▶ **ASSIGNED TASK**:
Repeat each entry. Keep every line exactly as it is.

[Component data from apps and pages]
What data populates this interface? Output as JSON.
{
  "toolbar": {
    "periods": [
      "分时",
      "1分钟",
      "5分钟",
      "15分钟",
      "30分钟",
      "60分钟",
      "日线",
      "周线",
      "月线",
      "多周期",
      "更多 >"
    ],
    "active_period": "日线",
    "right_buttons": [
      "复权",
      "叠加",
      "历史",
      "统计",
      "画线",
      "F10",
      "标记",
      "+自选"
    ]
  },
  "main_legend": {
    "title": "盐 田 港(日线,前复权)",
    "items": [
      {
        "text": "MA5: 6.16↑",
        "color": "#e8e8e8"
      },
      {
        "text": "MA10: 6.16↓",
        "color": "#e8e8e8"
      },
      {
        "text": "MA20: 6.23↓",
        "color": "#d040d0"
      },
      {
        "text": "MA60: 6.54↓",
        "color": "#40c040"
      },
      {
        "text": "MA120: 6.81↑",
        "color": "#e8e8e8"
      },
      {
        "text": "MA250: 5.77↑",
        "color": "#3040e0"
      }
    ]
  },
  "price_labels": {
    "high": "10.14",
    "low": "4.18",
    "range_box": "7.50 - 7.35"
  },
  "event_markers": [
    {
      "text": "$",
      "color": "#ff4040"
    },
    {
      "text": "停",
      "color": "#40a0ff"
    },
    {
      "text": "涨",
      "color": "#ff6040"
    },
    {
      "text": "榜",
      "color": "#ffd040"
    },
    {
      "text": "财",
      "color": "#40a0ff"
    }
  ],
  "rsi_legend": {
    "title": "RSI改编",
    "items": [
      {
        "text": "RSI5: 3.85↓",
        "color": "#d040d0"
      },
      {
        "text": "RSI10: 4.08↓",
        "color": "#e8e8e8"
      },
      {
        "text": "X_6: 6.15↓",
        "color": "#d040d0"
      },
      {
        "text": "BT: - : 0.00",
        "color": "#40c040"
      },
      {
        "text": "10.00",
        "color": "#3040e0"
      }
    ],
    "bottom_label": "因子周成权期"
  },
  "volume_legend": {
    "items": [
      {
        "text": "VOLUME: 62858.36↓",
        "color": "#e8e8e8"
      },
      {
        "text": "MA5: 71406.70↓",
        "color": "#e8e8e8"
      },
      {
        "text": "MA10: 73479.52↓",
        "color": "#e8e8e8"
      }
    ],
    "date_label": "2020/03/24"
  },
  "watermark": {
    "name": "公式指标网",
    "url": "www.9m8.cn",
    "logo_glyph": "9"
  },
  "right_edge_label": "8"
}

▶ **ANSWER TO THE PROBLEM**:
What data populates this interface? Output as JSON.
{
  "toolbar": {
    "periods": [
      "分时",
      "1分钟",
      "5分钟",
      "15分钟",
      "30分钟",
      "60分钟",
      "日线",
      "周线",
      "月线",
      "多周期",
      "更多 >"
    ],
    "active_period": "日线",
    "right_buttons": [
      "复权",
      "叠加",
      "历史",
      "统计",
      "画线",
      "F10",
      "标记",
      "+自选"
    ]
  },
  "main_legend": {
    "title": "盐 田 港(日线,前复权)",
    "items": [
      {
        "text": "MA5: 6.16↑",
        "color": "#e8e8e8"
      },
      {
        "text": "MA10: 6.16↓",
        "color": "#e8e8e8"
      },
      {
        "text": "MA20: 6.23↓",
        "color": "#d040d0"
      },
      {
        "text": "MA60: 6.54↓",
        "color": "#40c040"
      },
      {
        "text": "MA120: 6.81↑",
        "color": "#e8e8e8"
      },
      {
        "text": "MA250: 5.77↑",
        "color": "#3040e0"
      }
    ]
  },
  "price_labels": {
    "high": "10.14",
    "low": "4.18",
    "range_box": "7.50 - 7.35"
  },
  "event_markers": [
    {
      "text": "$",
      "color": "#ff4040"
    },
    {
      "text": "停",
      "color": "#40a0ff"
    },
    {
      "text": "涨",
      "color": "#ff6040"
    },
    {
      "text": "榜",
      "color": "#ffd040"
    },
    {
      "text": "财",
      "color": "#40a0ff"
    }
  ],
  "rsi_legend": {
    "title": "RSI改编",
    "items": [
      {
        "text": "RSI5: 3.85↓",
        "color": "#d040d0"
      },
      {
        "text": "RSI10: 4.08↓",
        "color": "#e8e8e8"
      },
      {
        "text": "X_6: 6.15↓",
        "color": "#d040d0"
      },
      {
        "text": "BT: - : 0.00",
        "color": "#40c040"
      },
      {
        "text": "10.00",
        "color": "#3040e0"
      }
    ],
    "bottom_label": "因子周成权期"
  },
  "volume_legend": {
    "items": [
      {
        "text": "VOLUME: 62858.36↓",
        "color": "#e8e8e8"
      },
      {
        "text": "MA5: 71406.70↓",
        "color": "#e8e8e8"
      },
      {
        "text": "MA10: 73479.52↓",
        "color": "#e8e8e8"
      }
    ],
    "date_label": "2020/03/24"
  },
  "watermark": {
    "name": "公式指标网",
    "url": "www.9m8.cn",
    "logo_glyph": "9"
  },
  "right_edge_label": "8"
}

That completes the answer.